Now she is two years old, so on Thursday this week, we will go in for the SEEG, which is an 8 hour surgical procedure where they will place "deep" electrodes inside her brain. These will be left in her brain to monitor the seizures for a week, creating a "brain map", and for a week we will be camped at Children's awaiting the results. If the results are decisive enough, we are hopeful that they will be able to go in a week later, on May 10th, and remove the troublesome tumor through an already open hole.
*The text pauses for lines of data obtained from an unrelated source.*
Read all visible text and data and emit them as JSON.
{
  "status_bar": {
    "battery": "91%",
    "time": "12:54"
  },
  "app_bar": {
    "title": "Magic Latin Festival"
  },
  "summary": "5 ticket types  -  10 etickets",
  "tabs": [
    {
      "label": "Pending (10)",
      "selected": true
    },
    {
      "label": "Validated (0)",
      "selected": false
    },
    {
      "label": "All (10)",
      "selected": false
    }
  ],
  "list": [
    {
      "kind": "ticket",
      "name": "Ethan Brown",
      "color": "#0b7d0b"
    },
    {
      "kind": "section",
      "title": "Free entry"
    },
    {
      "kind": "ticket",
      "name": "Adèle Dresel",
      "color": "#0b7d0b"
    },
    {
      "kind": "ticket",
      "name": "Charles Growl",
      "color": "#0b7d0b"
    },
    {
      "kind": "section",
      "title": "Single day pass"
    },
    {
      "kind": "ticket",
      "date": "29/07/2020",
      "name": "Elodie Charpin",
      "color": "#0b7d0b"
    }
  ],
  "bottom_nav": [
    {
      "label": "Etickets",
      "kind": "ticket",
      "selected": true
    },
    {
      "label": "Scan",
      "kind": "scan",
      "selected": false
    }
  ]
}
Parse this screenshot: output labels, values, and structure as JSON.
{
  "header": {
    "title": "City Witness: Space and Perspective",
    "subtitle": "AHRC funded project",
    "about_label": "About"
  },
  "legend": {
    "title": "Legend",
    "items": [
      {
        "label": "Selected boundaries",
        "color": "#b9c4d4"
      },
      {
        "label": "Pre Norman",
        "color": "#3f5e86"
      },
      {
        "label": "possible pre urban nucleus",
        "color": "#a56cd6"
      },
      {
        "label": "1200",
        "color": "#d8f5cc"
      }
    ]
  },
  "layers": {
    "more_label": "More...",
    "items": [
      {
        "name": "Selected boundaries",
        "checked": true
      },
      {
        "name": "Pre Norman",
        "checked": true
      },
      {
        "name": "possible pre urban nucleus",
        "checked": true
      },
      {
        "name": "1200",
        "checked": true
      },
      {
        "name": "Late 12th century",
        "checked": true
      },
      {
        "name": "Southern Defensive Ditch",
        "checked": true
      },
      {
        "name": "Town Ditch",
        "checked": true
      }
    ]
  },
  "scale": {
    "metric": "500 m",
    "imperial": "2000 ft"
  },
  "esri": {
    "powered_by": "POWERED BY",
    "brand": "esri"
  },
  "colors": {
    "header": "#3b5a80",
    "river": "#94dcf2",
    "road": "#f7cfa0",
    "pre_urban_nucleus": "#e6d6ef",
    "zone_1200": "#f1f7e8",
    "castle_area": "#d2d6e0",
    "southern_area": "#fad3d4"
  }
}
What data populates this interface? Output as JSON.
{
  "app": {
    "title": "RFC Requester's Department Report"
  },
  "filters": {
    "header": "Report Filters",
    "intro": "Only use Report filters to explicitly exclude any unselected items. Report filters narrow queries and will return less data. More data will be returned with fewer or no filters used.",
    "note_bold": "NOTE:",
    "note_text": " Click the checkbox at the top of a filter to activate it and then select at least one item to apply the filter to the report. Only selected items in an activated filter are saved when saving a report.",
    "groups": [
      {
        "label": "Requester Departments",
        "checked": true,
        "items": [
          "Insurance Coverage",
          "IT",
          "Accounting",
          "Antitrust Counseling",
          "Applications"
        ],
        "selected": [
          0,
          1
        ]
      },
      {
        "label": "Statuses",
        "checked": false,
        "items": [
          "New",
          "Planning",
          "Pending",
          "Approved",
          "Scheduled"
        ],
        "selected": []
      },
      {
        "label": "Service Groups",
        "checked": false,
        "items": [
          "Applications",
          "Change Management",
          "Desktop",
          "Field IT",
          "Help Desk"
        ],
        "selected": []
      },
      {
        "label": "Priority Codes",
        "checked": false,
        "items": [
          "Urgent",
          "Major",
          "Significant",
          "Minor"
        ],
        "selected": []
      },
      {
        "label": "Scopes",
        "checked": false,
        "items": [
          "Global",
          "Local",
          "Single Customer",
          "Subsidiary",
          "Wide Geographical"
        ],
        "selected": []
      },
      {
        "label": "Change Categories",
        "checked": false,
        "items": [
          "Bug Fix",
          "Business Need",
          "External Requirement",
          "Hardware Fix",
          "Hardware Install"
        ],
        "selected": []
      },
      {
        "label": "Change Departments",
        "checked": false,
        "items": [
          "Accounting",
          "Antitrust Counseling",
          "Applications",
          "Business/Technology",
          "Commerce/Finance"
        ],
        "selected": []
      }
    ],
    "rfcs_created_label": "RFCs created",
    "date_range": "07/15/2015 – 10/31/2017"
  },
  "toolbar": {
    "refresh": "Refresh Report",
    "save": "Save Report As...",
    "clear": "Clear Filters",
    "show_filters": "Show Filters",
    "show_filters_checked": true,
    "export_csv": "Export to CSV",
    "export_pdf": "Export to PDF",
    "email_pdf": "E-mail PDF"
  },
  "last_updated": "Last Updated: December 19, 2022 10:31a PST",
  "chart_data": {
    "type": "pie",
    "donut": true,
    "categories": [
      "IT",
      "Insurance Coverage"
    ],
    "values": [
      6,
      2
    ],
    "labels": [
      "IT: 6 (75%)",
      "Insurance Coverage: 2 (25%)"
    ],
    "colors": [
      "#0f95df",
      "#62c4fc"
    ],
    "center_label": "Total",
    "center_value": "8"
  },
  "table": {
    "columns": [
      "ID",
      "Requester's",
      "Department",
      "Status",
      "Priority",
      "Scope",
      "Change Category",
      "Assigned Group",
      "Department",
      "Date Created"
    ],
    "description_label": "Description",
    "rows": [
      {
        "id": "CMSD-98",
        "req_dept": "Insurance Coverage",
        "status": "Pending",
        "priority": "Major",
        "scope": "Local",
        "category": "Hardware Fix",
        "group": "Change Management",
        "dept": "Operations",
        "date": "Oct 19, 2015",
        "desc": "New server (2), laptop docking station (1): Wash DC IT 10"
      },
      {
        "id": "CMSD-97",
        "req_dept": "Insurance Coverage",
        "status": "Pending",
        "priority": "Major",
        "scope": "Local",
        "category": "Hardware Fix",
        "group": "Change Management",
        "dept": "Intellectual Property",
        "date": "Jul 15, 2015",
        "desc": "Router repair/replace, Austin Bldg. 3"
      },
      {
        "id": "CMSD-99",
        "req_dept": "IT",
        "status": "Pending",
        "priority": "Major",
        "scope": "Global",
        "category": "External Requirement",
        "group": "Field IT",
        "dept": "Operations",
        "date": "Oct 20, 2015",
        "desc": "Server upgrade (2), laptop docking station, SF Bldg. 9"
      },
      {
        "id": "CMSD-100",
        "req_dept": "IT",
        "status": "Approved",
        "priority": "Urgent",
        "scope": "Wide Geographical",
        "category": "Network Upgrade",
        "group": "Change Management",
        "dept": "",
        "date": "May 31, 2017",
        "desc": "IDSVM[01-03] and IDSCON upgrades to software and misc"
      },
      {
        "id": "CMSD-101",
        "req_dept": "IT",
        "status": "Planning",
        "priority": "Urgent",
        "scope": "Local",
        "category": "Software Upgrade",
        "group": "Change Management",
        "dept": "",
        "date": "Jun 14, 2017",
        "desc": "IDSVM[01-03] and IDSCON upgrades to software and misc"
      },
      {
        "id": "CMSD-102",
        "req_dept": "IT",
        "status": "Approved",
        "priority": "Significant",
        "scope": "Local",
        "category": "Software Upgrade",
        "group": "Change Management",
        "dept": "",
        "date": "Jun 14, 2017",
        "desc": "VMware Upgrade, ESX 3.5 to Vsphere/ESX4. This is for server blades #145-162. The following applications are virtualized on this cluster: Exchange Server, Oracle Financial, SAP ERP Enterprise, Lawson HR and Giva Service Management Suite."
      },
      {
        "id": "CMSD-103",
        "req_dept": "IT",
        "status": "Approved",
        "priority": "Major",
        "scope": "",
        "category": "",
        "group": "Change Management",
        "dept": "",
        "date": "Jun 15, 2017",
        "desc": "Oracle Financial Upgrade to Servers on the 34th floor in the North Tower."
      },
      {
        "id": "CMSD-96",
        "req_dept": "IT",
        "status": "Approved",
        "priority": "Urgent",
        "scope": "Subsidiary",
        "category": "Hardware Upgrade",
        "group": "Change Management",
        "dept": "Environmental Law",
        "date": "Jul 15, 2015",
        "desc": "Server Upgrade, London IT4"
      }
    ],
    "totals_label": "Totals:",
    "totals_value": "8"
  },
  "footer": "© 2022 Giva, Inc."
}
The second scenario is that, if the results are not quite definitive or the tumors are just too close together to quite tell, they will do a full craniotomy to re-sect the right temporal lobe, which is a more involved surgery with a longer recovery period. The third, and most undesired, scenario is that the seizure activity is now cross-hemisphere, meaning they would be unable to remove any of the tumor. This third scenario is less likely, but still a possibility given that it has been so long since these seizures began, and they have undergone many changes since they appeared 18 months ago.